**Exercise goal**
From the first line to the last, restate the data exactly, leaving out the images.

=== Begin Enclosure ===

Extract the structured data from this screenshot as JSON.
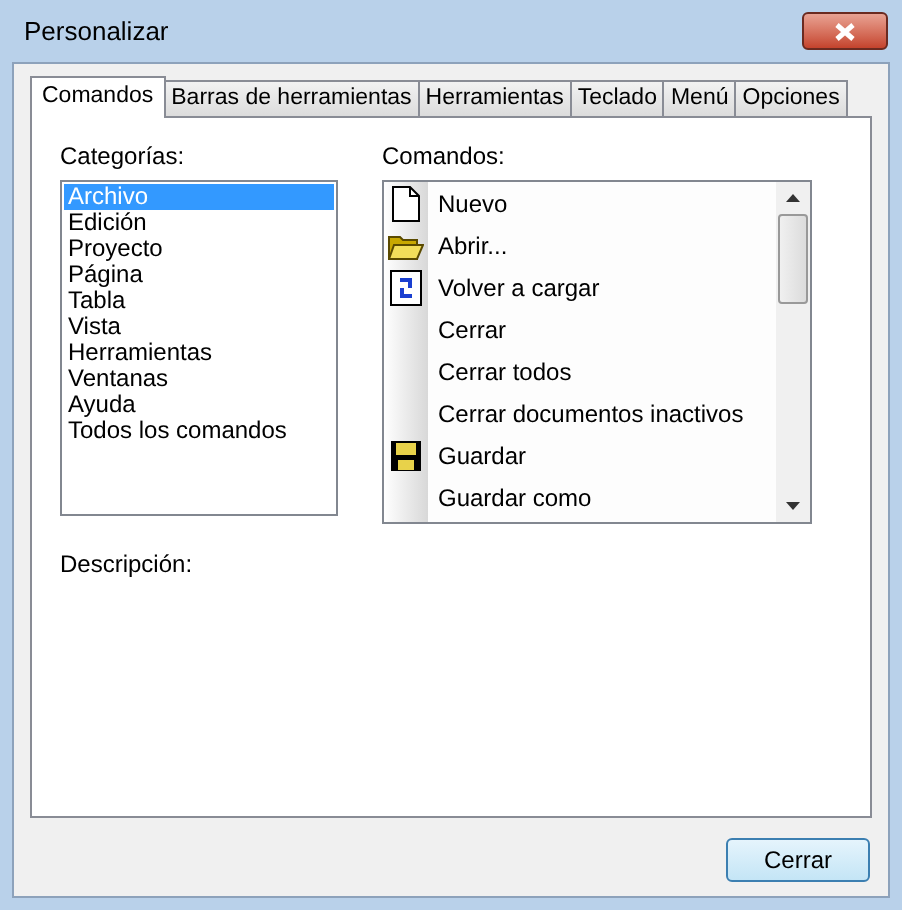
{
  "window": {
    "title": "Personalizar"
  },
  "tabs": [
    {
      "label": "Comandos",
      "selected": true
    },
    {
      "label": "Barras de herramientas",
      "selected": false
    },
    {
      "label": "Herramientas",
      "selected": false
    },
    {
      "label": "Teclado",
      "selected": false
    },
    {
      "label": "Menú",
      "selected": false
    },
    {
      "label": "Opciones",
      "selected": false
    }
  ],
  "categories": {
    "label": "Categorías:",
    "items": [
      {
        "label": "Archivo",
        "selected": true
      },
      {
        "label": "Edición",
        "selected": false
      },
      {
        "label": "Proyecto",
        "selected": false
      },
      {
        "label": "Página",
        "selected": false
      },
      {
        "label": "Tabla",
        "selected": false
      },
      {
        "label": "Vista",
        "selected": false
      },
      {
        "label": "Herramientas",
        "selected": false
      },
      {
        "label": "Ventanas",
        "selected": false
      },
      {
        "label": "Ayuda",
        "selected": false
      },
      {
        "label": "Todos los comandos",
        "selected": false
      }
    ]
  },
  "commands": {
    "label": "Comandos:",
    "items": [
      {
        "label": "Nuevo",
        "kind": "document"
      },
      {
        "label": "Abrir...",
        "kind": "folder"
      },
      {
        "label": "Volver a cargar",
        "kind": "reload"
      },
      {
        "label": "Cerrar",
        "kind": "plain"
      },
      {
        "label": "Cerrar todos",
        "kind": "plain"
      },
      {
        "label": "Cerrar documentos inactivos",
        "kind": "plain"
      },
      {
        "label": "Guardar",
        "kind": "floppy"
      },
      {
        "label": "Guardar como",
        "kind": "plain"
      }
    ]
  },
  "description": {
    "label": "Descripción:"
  },
  "buttons": [
    "Cerrar"
  ]
}
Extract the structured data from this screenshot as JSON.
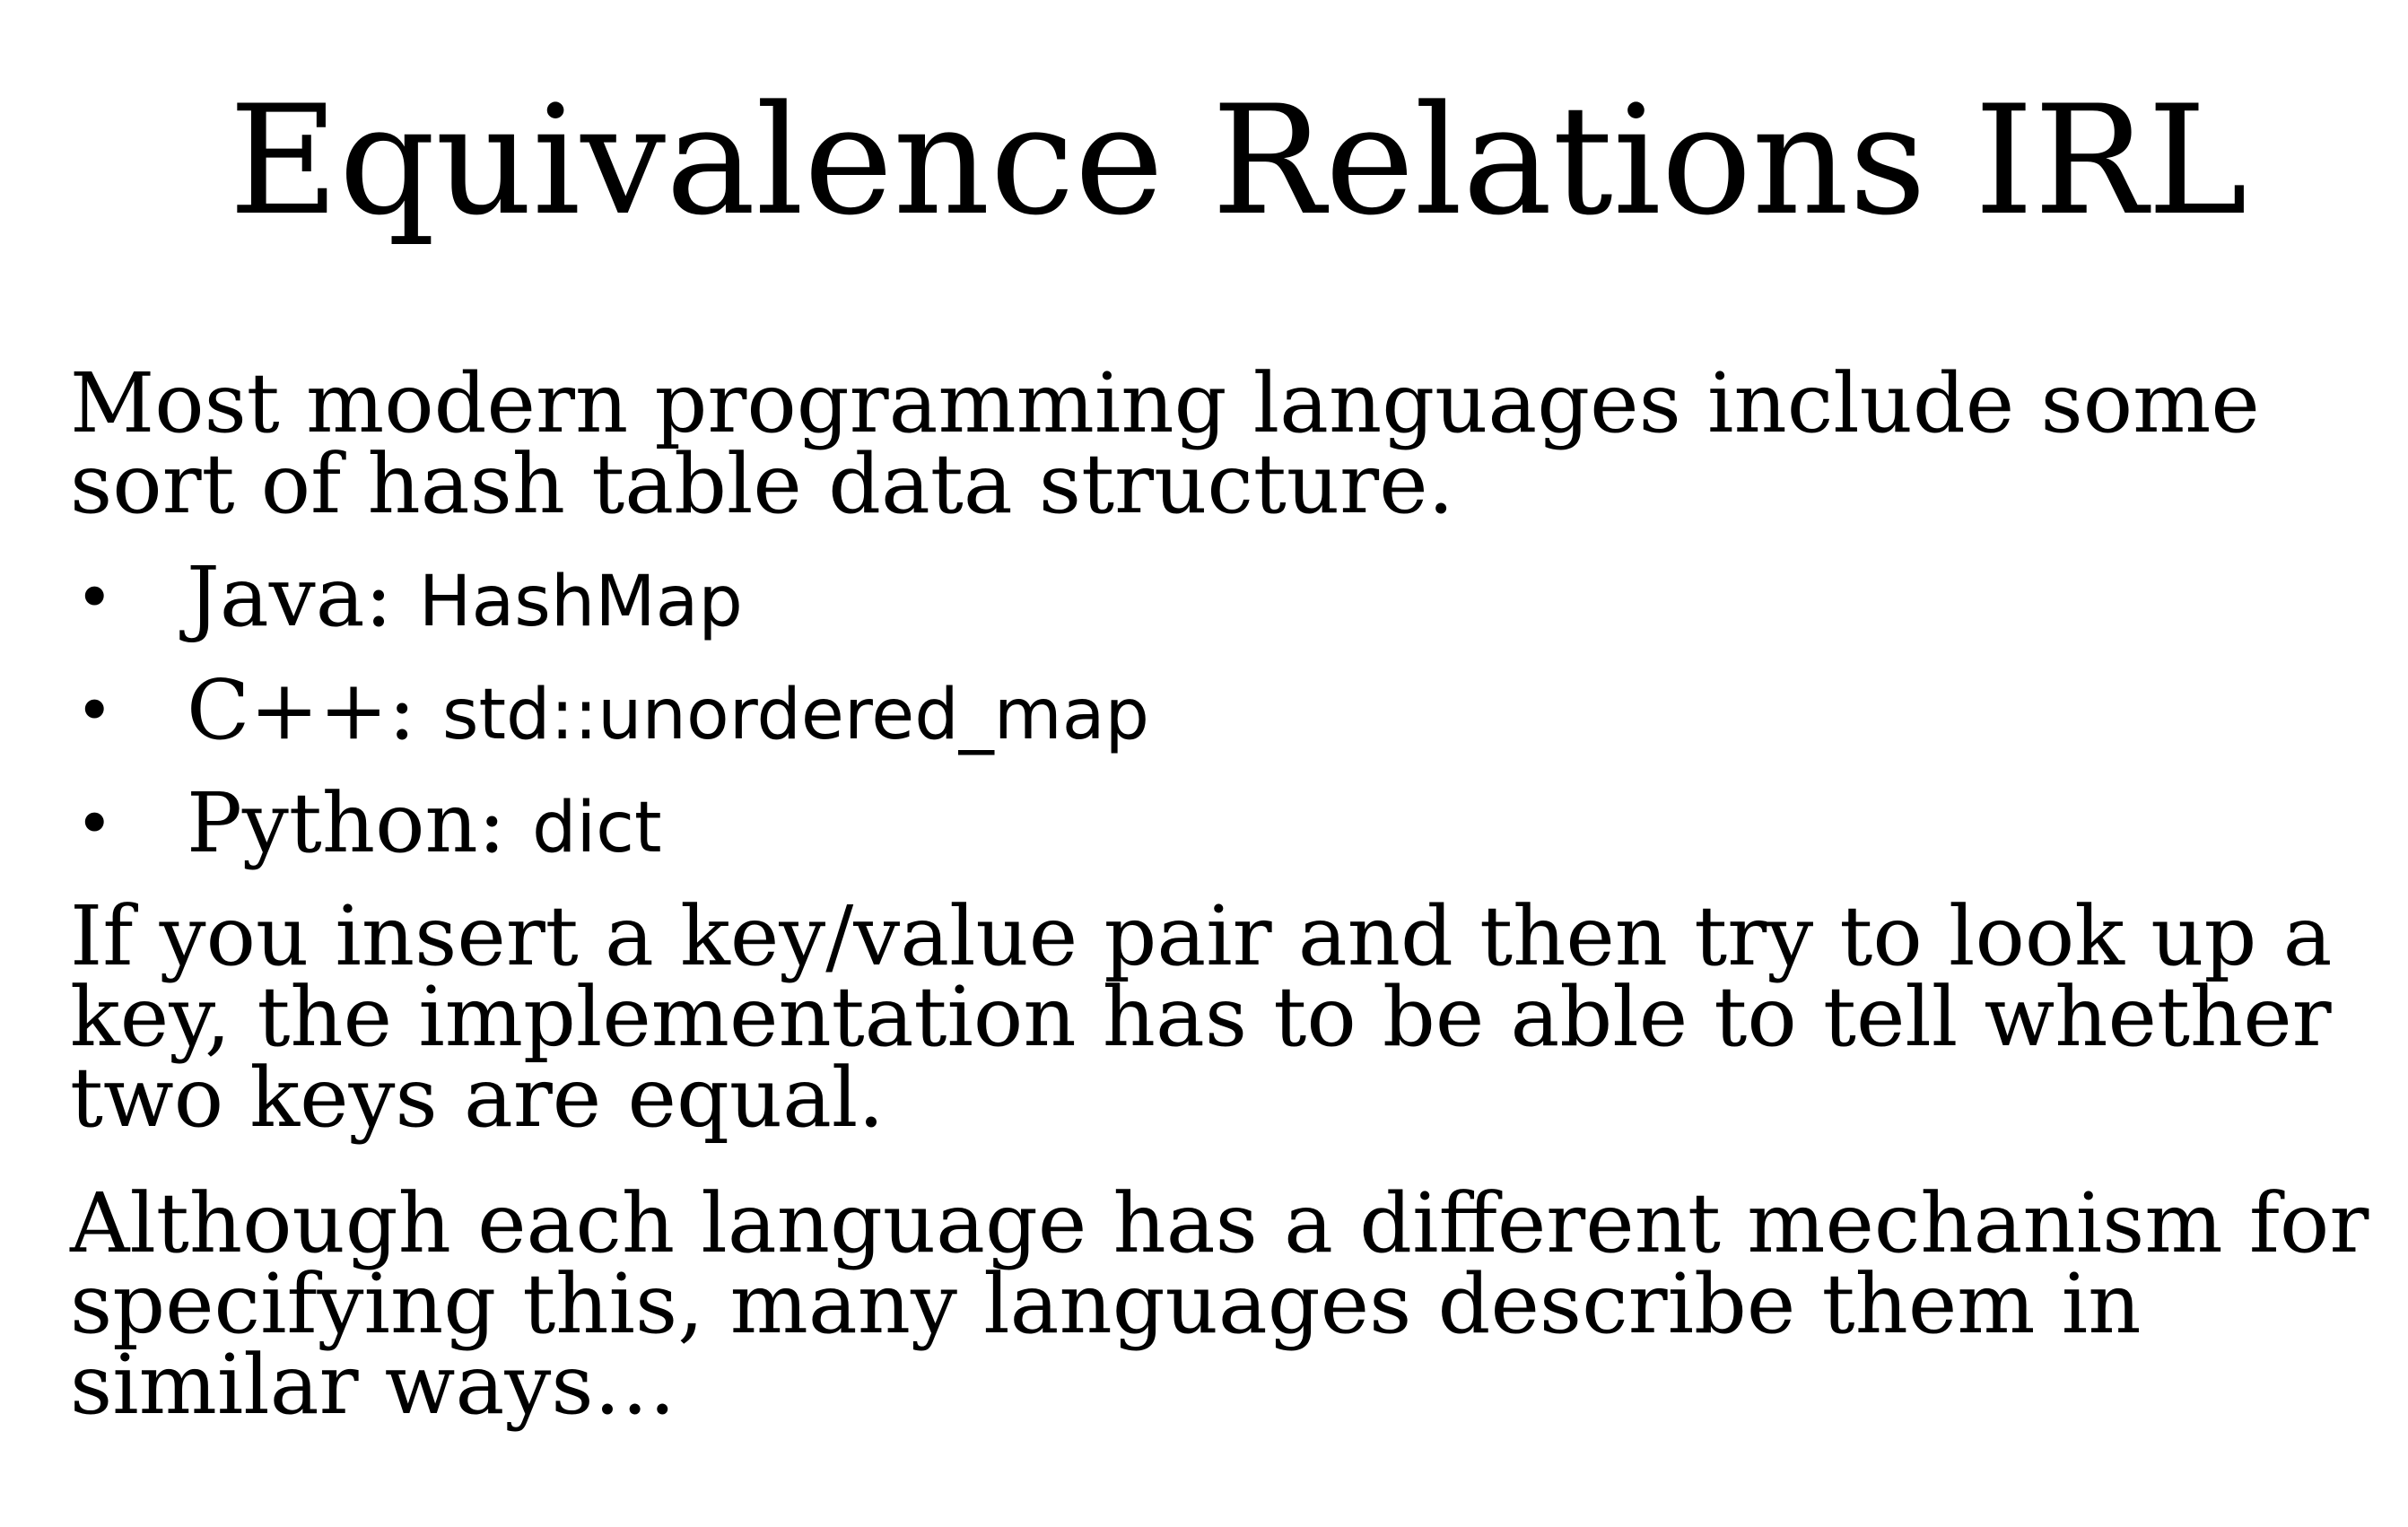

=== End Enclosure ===

**Output for this exercise**
Extract the structured data from this screenshot as JSON.
{
  "window": {
    "title": "Personalizar"
  },
  "tabs": [
    {
      "label": "Comandos",
      "selected": true
    },
    {
      "label": "Barras de herramientas",
      "selected": false
    },
    {
      "label": "Herramientas",
      "selected": false
    },
    {
      "label": "Teclado",
      "selected": false
    },
    {
      "label": "Menú",
      "selected": false
    },
    {
      "label": "Opciones",
      "selected": false
    }
  ],
  "categories": {
    "label": "Categorías:",
    "items": [
      {
        "label": "Archivo",
        "selected": true
      },
      {
        "label": "Edición",
        "selected": false
      },
      {
        "label": "Proyecto",
        "selected": false
      },
      {
        "label": "Página",
        "selected": false
      },
      {
        "label": "Tabla",
        "selected": false
      },
      {
        "label": "Vista",
        "selected": false
      },
      {
        "label": "Herramientas",
        "selected": false
      },
      {
        "label": "Ventanas",
        "selected": false
      },
      {
        "label": "Ayuda",
        "selected": false
      },
      {
        "label": "Todos los comandos",
        "selected": false
      }
    ]
  },
  "commands": {
    "label": "Comandos:",
    "items": [
      {
        "label": "Nuevo",
        "kind": "document"
      },
      {
        "label": "Abrir...",
        "kind": "folder"
      },
      {
        "label": "Volver a cargar",
        "kind": "reload"
      },
      {
        "label": "Cerrar",
        "kind": "plain"
      },
      {
        "label": "Cerrar todos",
        "kind": "plain"
      },
      {
        "label": "Cerrar documentos inactivos",
        "kind": "plain"
      },
      {
        "label": "Guardar",
        "kind": "floppy"
      },
      {
        "label": "Guardar como",
        "kind": "plain"
      }
    ]
  },
  "description": {
    "label": "Descripción:"
  },
  "buttons": [
    "Cerrar"
  ]
}
Extract the structured data from this screenshot as JSON.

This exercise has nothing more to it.